    Period Form Type Total revenue Total functional expenses Total assets (EOY) Total liabilities (EOY) Unrelated business income? Total contributions Program service revenue Investment income Comp. of current officers, directors, etc. Form 990
    2020 Dec Form 990 $56,926,858 $38,940,707 $422,118,211 $13,967,408 Y $28,073,580 $2,166,114 $6,494,541 $748,773
    2019 Dec Form 990 $45,000,711 $26,449,411 $381,870,729 $13,617,086 Y $27,720,859 $2,122,864 $8,636,345 $456,131 PDF
    2018 Dec Form 990 $91,507,572 $26,829,555 $321,539,902 $18,945,714 Y $51,467,716 $1,986,597 $7,507,688 $441,681 PDF
    2017 Dec Form 990 $50,050,677 $27,302,074 $312,586,313 $22,476,614 Y $21,886,265 $1,708,950 $5,982,508 $563,814 PDF
    2016 Dec Form 990 $91,119,340 $34,160,226 $278,379,857 $21,557,488 Y $63,560,371 $1,367,812 $4,048,834 $495,180 PDF
    2015 Dec Form 990 $41,947,302 $17,105,612 $217,586,041 $13,236,609 Y $24,961,109 $1,237,857 $3,322,944 $364,321 PDF
    2014 Dec Form 990 $27,018,181 $22,659,458 $207,715,119 $16,761,571 Y $14,769,920 $1,234,148 $2,399,105 $354,685 PDF
    2013 Dec Form 990 $22,611,695 $15,451,671 $200,391,549 $14,423,164 Y $11,883,193 $1,152,425 $2,086,311 $345,999 PDF
    2012 Dec Form 990 $20,892,721 $13,084,047 $167,680,264 $11,805,596 N $16,795,185 $910,785 $2,118,945 $350,227 PDF
    2011 Dec Form 990 $27,009,462 $11,930,779 $146,517,045 $9,991,640 N $18,584,643 $776,059 $1,413,811 $329,050 PDF

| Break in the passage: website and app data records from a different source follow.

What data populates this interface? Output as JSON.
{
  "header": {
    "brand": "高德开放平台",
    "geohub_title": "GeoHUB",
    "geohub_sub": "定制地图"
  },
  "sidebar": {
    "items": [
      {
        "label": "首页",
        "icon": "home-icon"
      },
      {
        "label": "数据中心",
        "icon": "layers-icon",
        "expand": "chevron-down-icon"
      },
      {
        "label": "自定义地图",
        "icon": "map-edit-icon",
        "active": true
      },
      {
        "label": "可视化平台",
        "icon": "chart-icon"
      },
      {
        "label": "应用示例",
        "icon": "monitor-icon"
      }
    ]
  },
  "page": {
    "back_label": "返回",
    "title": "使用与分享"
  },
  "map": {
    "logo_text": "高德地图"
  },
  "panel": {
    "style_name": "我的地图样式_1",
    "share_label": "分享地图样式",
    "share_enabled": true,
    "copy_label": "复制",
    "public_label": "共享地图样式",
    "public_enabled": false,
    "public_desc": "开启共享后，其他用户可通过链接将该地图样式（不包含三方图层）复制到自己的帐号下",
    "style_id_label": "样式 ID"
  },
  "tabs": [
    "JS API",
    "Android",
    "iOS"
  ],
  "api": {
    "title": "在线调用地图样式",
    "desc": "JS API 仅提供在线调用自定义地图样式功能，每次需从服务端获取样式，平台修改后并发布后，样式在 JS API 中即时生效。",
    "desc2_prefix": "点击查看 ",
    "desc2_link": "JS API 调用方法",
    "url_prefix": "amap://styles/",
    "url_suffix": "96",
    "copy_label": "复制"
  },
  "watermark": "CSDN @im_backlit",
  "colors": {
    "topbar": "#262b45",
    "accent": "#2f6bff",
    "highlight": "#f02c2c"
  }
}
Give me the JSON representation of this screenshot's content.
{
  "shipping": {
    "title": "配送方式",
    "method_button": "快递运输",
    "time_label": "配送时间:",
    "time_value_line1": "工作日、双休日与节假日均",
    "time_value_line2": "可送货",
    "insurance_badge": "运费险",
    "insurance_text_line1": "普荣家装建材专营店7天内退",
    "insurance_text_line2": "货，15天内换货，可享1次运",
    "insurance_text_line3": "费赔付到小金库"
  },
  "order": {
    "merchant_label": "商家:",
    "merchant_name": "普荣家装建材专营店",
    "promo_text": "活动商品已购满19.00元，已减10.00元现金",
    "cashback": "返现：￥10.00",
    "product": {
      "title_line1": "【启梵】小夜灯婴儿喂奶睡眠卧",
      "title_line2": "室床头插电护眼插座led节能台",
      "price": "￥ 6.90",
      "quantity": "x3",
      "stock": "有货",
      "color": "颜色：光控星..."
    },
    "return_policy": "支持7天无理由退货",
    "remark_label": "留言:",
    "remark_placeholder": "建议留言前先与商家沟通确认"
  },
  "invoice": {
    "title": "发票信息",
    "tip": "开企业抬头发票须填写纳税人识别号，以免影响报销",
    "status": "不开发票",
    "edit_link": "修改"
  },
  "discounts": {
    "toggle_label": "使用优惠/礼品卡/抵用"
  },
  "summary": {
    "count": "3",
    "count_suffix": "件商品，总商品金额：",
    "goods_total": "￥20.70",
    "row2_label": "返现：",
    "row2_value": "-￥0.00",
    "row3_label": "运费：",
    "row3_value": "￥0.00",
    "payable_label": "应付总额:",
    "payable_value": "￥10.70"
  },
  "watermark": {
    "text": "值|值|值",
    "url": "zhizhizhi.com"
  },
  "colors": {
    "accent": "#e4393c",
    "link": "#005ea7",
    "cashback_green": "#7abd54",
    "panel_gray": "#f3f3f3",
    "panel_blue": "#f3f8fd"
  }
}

    Additional Filings (PDFs)

    North Texas Community Foundation (NTCF)

    777 MAIN ST STE 2850
    Fort Worth, TX 76102-5303